Her remarks were typical of those interviewed. Among the younger generation there appears to be a pragmatic detachment from their nation’s most dark days. Had these verdicts come down 20 or maybe even 30 years ago, the response would have likely been different.

Apart from the snail’s pace of justice, there is another disquieting element to these proceedings. These convictions were the first to be handed down against the Khmer Rouge leadership, although a lower-ranking official, who ran a notorious prison for the regime in Phnom Penh, was convicted in 2010.

There’s a very close analogue to the Cambodian situation when one considers the prosecution of erstwhile Nazis. In 2013, National Geographic interviewed Efraim Zuroff, the chief Nazi hunter for the Simon Wiesenthal Center, a global Jewish human rights organization about the ongoing search for former Nazis.
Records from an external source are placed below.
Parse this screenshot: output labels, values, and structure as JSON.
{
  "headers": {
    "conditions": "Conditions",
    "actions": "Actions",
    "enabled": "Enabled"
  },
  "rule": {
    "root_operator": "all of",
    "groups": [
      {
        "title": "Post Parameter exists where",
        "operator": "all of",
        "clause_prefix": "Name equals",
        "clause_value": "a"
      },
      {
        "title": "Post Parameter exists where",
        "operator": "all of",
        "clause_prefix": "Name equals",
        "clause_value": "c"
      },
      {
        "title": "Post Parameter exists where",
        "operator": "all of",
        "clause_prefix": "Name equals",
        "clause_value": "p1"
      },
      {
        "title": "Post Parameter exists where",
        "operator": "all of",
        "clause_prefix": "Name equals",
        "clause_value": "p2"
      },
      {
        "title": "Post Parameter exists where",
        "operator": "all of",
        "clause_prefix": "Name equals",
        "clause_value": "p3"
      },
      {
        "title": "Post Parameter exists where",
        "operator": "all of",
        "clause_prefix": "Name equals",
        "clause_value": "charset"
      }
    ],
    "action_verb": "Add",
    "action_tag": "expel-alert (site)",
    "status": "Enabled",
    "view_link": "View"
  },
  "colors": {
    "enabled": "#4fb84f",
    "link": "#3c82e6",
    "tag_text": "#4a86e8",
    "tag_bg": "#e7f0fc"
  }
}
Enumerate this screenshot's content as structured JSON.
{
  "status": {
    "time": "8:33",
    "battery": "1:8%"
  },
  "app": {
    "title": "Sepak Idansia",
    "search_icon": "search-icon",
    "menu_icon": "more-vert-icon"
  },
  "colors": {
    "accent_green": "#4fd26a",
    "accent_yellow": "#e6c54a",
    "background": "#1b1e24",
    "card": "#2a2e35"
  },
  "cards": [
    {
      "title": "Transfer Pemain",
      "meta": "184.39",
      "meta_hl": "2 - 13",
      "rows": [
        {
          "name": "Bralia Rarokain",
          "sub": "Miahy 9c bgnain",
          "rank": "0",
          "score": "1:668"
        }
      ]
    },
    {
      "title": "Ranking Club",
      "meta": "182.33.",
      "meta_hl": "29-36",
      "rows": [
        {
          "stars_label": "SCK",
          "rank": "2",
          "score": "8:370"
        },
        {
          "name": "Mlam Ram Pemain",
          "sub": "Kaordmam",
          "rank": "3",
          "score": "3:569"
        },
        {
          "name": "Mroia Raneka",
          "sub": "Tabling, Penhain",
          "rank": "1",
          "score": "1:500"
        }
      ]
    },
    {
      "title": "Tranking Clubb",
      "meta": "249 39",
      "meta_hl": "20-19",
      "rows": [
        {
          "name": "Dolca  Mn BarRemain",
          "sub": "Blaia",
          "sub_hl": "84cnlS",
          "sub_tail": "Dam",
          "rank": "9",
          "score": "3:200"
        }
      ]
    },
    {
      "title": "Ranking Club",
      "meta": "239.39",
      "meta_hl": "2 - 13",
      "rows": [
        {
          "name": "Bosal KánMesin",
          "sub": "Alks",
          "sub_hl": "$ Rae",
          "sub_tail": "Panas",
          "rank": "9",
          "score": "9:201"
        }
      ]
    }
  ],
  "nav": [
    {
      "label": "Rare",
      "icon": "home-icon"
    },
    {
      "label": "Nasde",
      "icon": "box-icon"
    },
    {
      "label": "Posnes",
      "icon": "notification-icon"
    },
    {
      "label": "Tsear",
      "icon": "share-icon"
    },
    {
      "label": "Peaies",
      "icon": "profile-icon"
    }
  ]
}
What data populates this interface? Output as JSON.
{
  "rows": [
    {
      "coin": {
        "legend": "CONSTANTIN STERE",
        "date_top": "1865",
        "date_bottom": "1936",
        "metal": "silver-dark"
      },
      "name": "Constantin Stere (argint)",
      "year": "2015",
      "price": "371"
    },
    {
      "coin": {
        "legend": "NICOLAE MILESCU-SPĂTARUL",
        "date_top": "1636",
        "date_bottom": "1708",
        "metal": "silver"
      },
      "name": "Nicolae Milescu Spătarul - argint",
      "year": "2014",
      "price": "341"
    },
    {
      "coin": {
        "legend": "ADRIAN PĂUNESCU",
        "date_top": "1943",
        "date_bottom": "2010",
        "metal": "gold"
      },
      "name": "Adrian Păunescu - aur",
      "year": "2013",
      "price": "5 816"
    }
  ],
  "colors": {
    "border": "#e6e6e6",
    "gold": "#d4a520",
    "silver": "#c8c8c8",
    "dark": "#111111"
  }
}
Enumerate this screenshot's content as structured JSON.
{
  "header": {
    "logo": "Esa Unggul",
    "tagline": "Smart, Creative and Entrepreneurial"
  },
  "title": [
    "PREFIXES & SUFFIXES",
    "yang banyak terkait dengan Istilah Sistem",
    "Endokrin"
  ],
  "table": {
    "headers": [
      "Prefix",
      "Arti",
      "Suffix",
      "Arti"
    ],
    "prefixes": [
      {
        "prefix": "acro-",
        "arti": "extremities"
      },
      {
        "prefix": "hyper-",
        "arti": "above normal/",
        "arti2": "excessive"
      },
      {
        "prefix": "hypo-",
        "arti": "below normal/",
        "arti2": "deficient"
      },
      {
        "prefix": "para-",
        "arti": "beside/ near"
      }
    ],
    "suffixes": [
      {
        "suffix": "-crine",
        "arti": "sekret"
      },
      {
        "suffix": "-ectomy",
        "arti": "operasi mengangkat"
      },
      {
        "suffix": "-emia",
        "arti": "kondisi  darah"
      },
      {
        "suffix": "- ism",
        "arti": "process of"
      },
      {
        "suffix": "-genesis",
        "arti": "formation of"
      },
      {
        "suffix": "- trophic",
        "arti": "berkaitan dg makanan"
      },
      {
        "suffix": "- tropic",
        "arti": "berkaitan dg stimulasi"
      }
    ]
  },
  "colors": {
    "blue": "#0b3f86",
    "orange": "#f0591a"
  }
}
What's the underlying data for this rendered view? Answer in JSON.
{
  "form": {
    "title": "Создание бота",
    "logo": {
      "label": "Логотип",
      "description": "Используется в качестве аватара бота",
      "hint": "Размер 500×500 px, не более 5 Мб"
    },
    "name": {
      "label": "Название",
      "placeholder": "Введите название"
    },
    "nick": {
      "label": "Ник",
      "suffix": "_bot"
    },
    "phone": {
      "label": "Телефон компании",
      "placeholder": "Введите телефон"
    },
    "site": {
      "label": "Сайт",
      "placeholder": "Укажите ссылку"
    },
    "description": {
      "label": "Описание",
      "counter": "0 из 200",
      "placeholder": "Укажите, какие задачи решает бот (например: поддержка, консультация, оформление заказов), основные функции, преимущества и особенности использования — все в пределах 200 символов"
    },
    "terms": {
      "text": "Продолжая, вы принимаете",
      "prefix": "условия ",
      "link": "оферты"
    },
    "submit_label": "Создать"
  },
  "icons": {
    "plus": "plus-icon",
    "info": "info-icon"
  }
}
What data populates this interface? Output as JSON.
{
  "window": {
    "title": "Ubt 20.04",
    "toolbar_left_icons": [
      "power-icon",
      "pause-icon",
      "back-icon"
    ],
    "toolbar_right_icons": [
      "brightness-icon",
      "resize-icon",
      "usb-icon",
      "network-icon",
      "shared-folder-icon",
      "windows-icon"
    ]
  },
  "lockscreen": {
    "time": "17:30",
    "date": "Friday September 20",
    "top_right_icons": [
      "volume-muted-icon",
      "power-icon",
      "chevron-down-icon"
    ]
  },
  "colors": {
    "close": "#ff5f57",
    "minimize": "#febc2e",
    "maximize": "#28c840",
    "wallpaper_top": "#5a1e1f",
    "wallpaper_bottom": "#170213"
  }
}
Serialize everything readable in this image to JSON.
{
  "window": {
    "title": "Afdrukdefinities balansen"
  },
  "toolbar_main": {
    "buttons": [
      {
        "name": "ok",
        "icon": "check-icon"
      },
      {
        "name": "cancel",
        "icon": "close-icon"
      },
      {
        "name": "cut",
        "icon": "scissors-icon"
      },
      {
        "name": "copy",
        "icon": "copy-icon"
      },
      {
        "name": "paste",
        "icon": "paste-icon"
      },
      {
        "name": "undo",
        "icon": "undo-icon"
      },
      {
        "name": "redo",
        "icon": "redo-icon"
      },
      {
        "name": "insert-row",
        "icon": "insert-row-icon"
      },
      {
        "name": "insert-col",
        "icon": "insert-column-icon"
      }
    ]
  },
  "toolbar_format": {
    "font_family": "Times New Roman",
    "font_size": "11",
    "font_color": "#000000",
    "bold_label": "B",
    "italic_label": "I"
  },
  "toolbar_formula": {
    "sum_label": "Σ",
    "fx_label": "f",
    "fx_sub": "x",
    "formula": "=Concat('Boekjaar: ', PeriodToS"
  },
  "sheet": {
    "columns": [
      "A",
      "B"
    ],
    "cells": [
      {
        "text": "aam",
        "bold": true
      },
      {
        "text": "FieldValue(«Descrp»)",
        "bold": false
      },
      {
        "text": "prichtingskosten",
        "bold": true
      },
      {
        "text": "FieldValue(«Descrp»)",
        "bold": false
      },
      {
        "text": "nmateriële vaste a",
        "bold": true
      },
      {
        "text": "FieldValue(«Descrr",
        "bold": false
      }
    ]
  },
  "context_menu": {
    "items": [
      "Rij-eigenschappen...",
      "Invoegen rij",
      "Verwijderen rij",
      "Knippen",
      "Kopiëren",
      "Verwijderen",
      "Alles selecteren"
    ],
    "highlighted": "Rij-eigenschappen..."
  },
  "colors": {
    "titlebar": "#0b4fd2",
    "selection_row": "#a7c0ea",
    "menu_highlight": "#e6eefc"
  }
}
Even though most of the suspects are now in their 80s or 90s, age is no reason to stop seeking justice, said Zuroff: “Don’t look at these people and say they look frail and weak. Think of someone who at the height of his powers devoted his energies to murdering men, women, and children.”

Zuroff went on to say: “The passage of time in no way diminishes the guilt of the killers. Old age should not provide protection. The fact that they have reached an elderly age does not turn them into righteous gentiles.”

Holocaust historian and Emory University professor Deborah Lipstadt arrives at a similar conclusion: “Just because they did this a long time ago doesn’t mean they should be exonerated. If someone raped children decades ago and we found that person now in his 80s or 90s, you would still say they should be tried. The victims deserve to have the perpetrators brought to justice. And society needs to know that you don’t get a free pass.”

While we certainly agree with Zuroff and Lipstadt, we can’t help but note that the Cambodian genocide required the efforts of more than three people. That international courts have only recently brought three old men to some form of justice only serves to heighten the larger injustice.